lttng-relayd — LTTng 2 relay daemon
The Linux Trace Toolkit: next generation is an open source software package used for correlated tracing of the Linux kernel, user applications, and user libraries.
LTTng consists of Linux kernel modules (for Linux kernel tracing) and dynamically loaded libraries (for user application and library tracing).
The LTTng relay daemon is responsible for receiving trace data from possibly remote LTTng session/consumer daemons and for writing it to the local file system. The relay daemon also accepts LTTng live connections from compatible viewers; this is the official approach to viewing LTTng events as they are emitted.
The relay daemon listens by default on all network interfaces to gather trace data, but only on localhost for LTTng live connections.
The relay daemon does not require any particular permissions, as long as
it can write to the output directory and listen on the configured ports.
If a user is within a secured network and/or has proper firewall
lttng-relayd can listen to LTTng live connections from all
network interfaces by specifying
Once a trace has been streamed completely, the trace can be processed by any tool that can process an LTTng trace located on the local file system.
By default, the relay daemon writes the traces to:
Full session name.
You can override the default output directory prefix
$LTTNG_HOME/lttng-traces) with the
--output option.

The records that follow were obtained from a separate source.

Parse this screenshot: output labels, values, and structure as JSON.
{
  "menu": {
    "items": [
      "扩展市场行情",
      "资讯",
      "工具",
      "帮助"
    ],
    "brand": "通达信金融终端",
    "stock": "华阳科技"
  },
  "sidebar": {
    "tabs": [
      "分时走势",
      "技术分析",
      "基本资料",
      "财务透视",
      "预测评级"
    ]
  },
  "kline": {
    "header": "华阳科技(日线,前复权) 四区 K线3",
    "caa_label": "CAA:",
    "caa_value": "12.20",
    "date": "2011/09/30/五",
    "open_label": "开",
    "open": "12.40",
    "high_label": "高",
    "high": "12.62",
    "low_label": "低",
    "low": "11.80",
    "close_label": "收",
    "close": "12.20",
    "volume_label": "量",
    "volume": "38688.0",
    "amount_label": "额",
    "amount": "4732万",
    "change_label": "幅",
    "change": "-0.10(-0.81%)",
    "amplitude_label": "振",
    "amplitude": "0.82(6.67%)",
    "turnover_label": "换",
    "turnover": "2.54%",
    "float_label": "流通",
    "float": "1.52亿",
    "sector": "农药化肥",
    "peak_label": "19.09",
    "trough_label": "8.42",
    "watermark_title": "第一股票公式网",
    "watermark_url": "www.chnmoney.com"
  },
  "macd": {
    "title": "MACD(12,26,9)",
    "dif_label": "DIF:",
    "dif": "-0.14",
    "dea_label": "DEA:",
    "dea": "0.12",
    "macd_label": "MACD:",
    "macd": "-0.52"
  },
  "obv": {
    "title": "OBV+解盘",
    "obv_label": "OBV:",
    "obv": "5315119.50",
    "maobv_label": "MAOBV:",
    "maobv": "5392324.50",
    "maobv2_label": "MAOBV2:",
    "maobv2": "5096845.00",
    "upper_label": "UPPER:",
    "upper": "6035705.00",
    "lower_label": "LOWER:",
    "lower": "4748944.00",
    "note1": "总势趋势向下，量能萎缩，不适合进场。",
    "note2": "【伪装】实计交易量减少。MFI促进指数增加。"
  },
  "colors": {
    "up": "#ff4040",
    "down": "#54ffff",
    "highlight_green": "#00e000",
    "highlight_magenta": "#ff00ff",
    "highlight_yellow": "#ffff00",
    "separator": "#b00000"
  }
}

The other
parts depend on the remote configuration.
Start as Unix daemon, but keep file descriptors (console) open.
--daemonize option instead to close the file
Start as Unix daemon, and close file descriptors (console). Use the
--background option instead to keep the file descriptors
Use GROUP as Unix tracing group (default:
Set base directory of written trace data to PATH.
See the Output directory section above for more information.
Three levels of verbosity are available, which are triggered by
v letters to the option
See the URL format section above for more information about the syntax of the following options' URL argument.
Set to 1 to abort the process after the first error is encountered.
Socket connection, receive and send timeout (milliseconds). A value of 0 or -1 uses the timeout of the operating system (default).
Path to relay daemon health’s socket.
User LTTng runtime and configuration directory.
Default output directory of LTTng traces. This can be overridden
$LTTNG_HOME defaults to
$HOME when not explicitly set.
As of this version, only the TCP protocol is supported for both control and data ports. In future versions, TCP will remain the sole available protocol for control data since those communications are low-volume and need absolute reliability; trace data could be carried over UDP.
For an unprivileged user running
lttng-relayd, the maximum number of
file descriptors per process is usually 1024. This limits the number of
connections and opened trace files. This limit can be configured with
If you encounter any issue or usability problem, please report it on the LTTng bug tracker.
Special thanks to Michel Dagenais and the DORSAL laboratory at École Polytechnique de Montréal for the LTTng journey.
Also thanks to the Ericsson teams working on tracing which helped us greatly with detailed bug reports and unusual test cases.